Joseph K. has operated a lawn mowing service since he was in his early twenties. Jennifer J. has run a successful photography studio for many years. Timothy V. has spent decades as a trainer in the fitness center he owns. All three are retiring and closing their operations this year. Each has decided to lease their equipment instead of selling it outright. Many retirees face this situation. What do they need to know about equipment leases in Texas?
Structure of Equipment Lease as a Security Interest of a True Lease
Any person leasing equipment (Lessor) must determine whether to structure the lease as a true lease or as a security interest. The Texas Uniform Commercial Code (T.U.C.C.), rather than the title of the agreement, determines which it will be.
A true lease gives the Lessee the right to use the equipment for a time period that is shorter than the economic life of the equipment. For example, suppose Jennifer’s photographic equipment is worth $50,000.00 and she leased that equipment for $1,500.00 a month for 12 months, with an option to the Lessee to purchase the equipment at the end of the lease. Lessee must pay more than a nominal amount to purchase the equipment in addition to lease payments, for the lease to qualify as a true lease. Jennifer’s lease qualified. The lease provided that the Lessee could purchase the property at the end of the lease for $50,000.00 with all of the lease payments applied toward the purchase price. At the end of the lease, the Lessee exercising the option would pay $32,000.00 to own the equipment.
The equipment lease will be judged a security interest if it contains certain provisions. First, the Lessee cannot terminate the lease during its term. Also, one of the following must apply to the agreement: (1) the original term of the lease is equal to or greater than the remaining economic life of the equipment; (2) the Lessee is obligated to renew the lease for the remaining economic life of the equipment or to become its owner; (3) the Lessee is obligated to renew the lease for the remaining economic value of the lease for either no or nominal additional payment; (4) the Lessee has the option to become owner of the equipment for either no or nominal additional payment.
However, the U.C.C. complicates the issue of whether a lease is a true lease or security interest by providing that the agreement is not a security interest just because these factors exist: (1) the present value of the amount the Lessee must pay under the lease is substantially equal to or greater than the fair market value (FMV) of the equipment; (2) Lessee assumes risk of loss; (3) Lessee pays taxes, insurance, filing and recording fees and/or maintenance costs; (4) Lessee has option to renew lease or purchase equipment, even if for fixed rental equal to or greater than predictable FMV of equipment at the time of renewal or purchase.
Consequences of True Lease Versus Security Agreement
The equipment lease that is actually a security agreement is the equivalent of a loan. Therefore, it is subject to the usury statutes under state law. These laws limit the amount of interest that the Lessor can charge if the Lessee defaults in payment. The true lease is not subject to these rules.
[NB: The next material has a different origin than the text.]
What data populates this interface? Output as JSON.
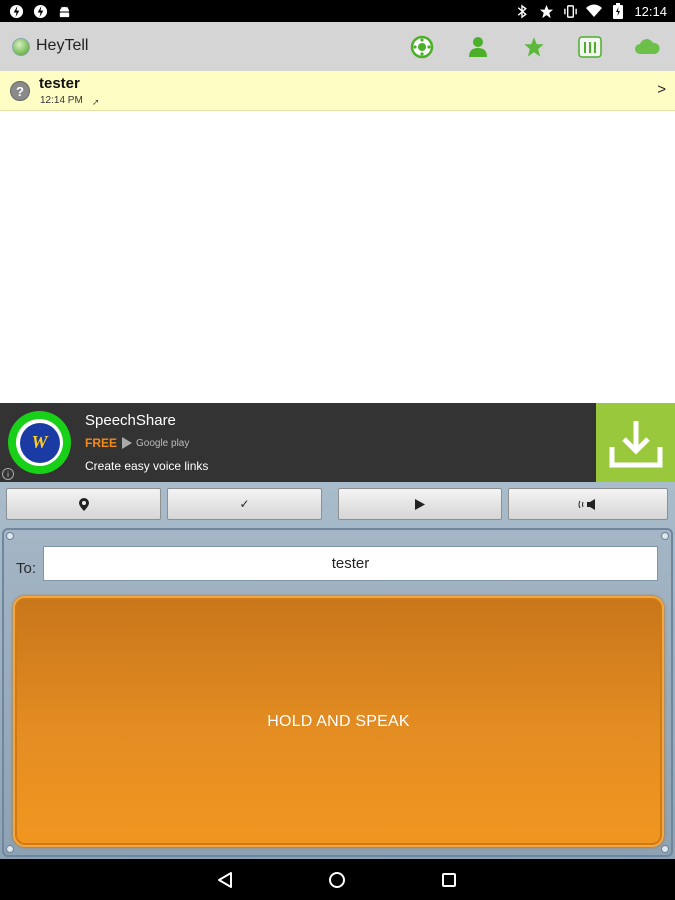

If Joseph decides on a true lease, he can set the interest rate at whatever figure he and the Lessee can agree upon. Another option would be for Joseph to refrain from giving a precise interest rate but state it as “the maximum rate allowed by law.” In that case, he can charge up to 18% annual interest. This is the rate allowed prejudgment and post-judgment when a court enters judgment in a litigated case under the Texas Finance Code §§304.002 and 304.003.
If Joseph decides to use the security interest type equipment lease, he will need to consult an attorney to make certain that the amount of interest charged does not violate any usury laws. Interest rates charged over certain amounts can even lead to criminal charges. The amount of interest allowed can differ in accordance with the amount of the loan. Higher amounts require lower interest rates than lower amounts.
Leasing Equipment an Attractive Option for Retirees When Care is Taken
The leasing of equipment may offer an attractive option for retirees to produce added monthly income if care is taken in creating the lease. In addition to the issues outlined above, the creation of a lease must deal with who is response for repair and maintenance, liability, insurance and what happens in case of default. It is folly for an individual to prepare an equipment lease on his or her own or to use a generic form downloaded from the internet. The retiree considering a lease arrangement for equipment should consult a knowledgeable attorney to assist in the process.
Sandra W. Reed is an attorney with Katten & Benson, an Elder Law firm in Fort Worth. She lives in beautiful Somervell County, near Chalk Mountain.